BEGIN INFORMATION SUPPLIED

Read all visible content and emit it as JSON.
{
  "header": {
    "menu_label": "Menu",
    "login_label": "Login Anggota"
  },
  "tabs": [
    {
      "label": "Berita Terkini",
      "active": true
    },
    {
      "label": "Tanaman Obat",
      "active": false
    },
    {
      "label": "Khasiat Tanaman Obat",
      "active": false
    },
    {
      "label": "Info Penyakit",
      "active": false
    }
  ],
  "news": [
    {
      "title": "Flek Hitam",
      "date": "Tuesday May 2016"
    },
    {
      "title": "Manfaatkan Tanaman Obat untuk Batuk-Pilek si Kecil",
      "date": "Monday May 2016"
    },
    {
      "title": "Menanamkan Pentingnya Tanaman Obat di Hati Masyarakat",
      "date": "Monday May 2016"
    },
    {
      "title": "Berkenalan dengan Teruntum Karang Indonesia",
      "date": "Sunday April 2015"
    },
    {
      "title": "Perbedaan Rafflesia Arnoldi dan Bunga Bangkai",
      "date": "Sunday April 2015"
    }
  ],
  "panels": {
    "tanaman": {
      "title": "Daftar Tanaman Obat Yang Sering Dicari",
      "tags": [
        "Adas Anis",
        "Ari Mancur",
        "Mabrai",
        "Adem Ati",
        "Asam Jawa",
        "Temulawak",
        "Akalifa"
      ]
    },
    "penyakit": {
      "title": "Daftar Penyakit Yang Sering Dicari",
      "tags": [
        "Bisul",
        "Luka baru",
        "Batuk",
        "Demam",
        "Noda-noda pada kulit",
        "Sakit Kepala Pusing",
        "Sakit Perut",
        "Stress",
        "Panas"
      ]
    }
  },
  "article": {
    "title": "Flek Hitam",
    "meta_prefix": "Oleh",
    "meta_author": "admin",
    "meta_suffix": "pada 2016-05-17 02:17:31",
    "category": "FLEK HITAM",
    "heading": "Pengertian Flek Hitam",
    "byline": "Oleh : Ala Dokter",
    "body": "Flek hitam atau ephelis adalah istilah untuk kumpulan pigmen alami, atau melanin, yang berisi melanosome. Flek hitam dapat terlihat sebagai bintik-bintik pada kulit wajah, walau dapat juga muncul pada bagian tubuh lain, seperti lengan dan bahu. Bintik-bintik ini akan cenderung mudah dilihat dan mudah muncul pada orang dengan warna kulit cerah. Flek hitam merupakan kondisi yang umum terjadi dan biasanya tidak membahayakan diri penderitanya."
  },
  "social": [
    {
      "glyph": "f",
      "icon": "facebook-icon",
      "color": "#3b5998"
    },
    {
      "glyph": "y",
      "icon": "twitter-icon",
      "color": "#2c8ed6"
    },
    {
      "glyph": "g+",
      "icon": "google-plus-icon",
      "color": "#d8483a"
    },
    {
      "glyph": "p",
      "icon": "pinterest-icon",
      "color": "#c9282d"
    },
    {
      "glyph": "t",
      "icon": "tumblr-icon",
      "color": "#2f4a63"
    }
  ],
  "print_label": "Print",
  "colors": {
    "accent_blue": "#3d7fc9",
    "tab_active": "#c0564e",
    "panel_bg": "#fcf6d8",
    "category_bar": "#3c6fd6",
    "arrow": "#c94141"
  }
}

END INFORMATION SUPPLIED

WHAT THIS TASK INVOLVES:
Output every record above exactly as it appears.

WRITTEN ANSWER:
Read all visible content and emit it as JSON.
{
  "header": {
    "menu_label": "Menu",
    "login_label": "Login Anggota"
  },
  "tabs": [
    {
      "label": "Berita Terkini",
      "active": true
    },
    {
      "label": "Tanaman Obat",
      "active": false
    },
    {
      "label": "Khasiat Tanaman Obat",
      "active": false
    },
    {
      "label": "Info Penyakit",
      "active": false
    }
  ],
  "news": [
    {
      "title": "Flek Hitam",
      "date": "Tuesday May 2016"
    },
    {
      "title": "Manfaatkan Tanaman Obat untuk Batuk-Pilek si Kecil",
      "date": "Monday May 2016"
    },
    {
      "title": "Menanamkan Pentingnya Tanaman Obat di Hati Masyarakat",
      "date": "Monday May 2016"
    },
    {
      "title": "Berkenalan dengan Teruntum Karang Indonesia",
      "date": "Sunday April 2015"
    },
    {
      "title": "Perbedaan Rafflesia Arnoldi dan Bunga Bangkai",
      "date": "Sunday April 2015"
    }
  ],
  "panels": {
    "tanaman": {
      "title": "Daftar Tanaman Obat Yang Sering Dicari",
      "tags": [
        "Adas Anis",
        "Ari Mancur",
        "Mabrai",
        "Adem Ati",
        "Asam Jawa",
        "Temulawak",
        "Akalifa"
      ]
    },
    "penyakit": {
      "title": "Daftar Penyakit Yang Sering Dicari",
      "tags": [
        "Bisul",
        "Luka baru",
        "Batuk",
        "Demam",
        "Noda-noda pada kulit",
        "Sakit Kepala Pusing",
        "Sakit Perut",
        "Stress",
        "Panas"
      ]
    }
  },
  "article": {
    "title": "Flek Hitam",
    "meta_prefix": "Oleh",
    "meta_author": "admin",
    "meta_suffix": "pada 2016-05-17 02:17:31",
    "category": "FLEK HITAM",
    "heading": "Pengertian Flek Hitam",
    "byline": "Oleh : Ala Dokter",
    "body": "Flek hitam atau ephelis adalah istilah untuk kumpulan pigmen alami, atau melanin, yang berisi melanosome. Flek hitam dapat terlihat sebagai bintik-bintik pada kulit wajah, walau dapat juga muncul pada bagian tubuh lain, seperti lengan dan bahu. Bintik-bintik ini akan cenderung mudah dilihat dan mudah muncul pada orang dengan warna kulit cerah. Flek hitam merupakan kondisi yang umum terjadi dan biasanya tidak membahayakan diri penderitanya."
  },
  "social": [
    {
      "glyph": "f",
      "icon": "facebook-icon",
      "color": "#3b5998"
    },
    {
      "glyph": "y",
      "icon": "twitter-icon",
      "color": "#2c8ed6"
    },
    {
      "glyph": "g+",
      "icon": "google-plus-icon",
      "color": "#d8483a"
    },
    {
      "glyph": "p",
      "icon": "pinterest-icon",
      "color": "#c9282d"
    },
    {
      "glyph": "t",
      "icon": "tumblr-icon",
      "color": "#2f4a63"
    }
  ],
  "print_label": "Print",
  "colors": {
    "accent_blue": "#3d7fc9",
    "tab_active": "#c0564e",
    "panel_bg": "#fcf6d8",
    "category_bar": "#3c6fd6",
    "arrow": "#c94141"
  }
}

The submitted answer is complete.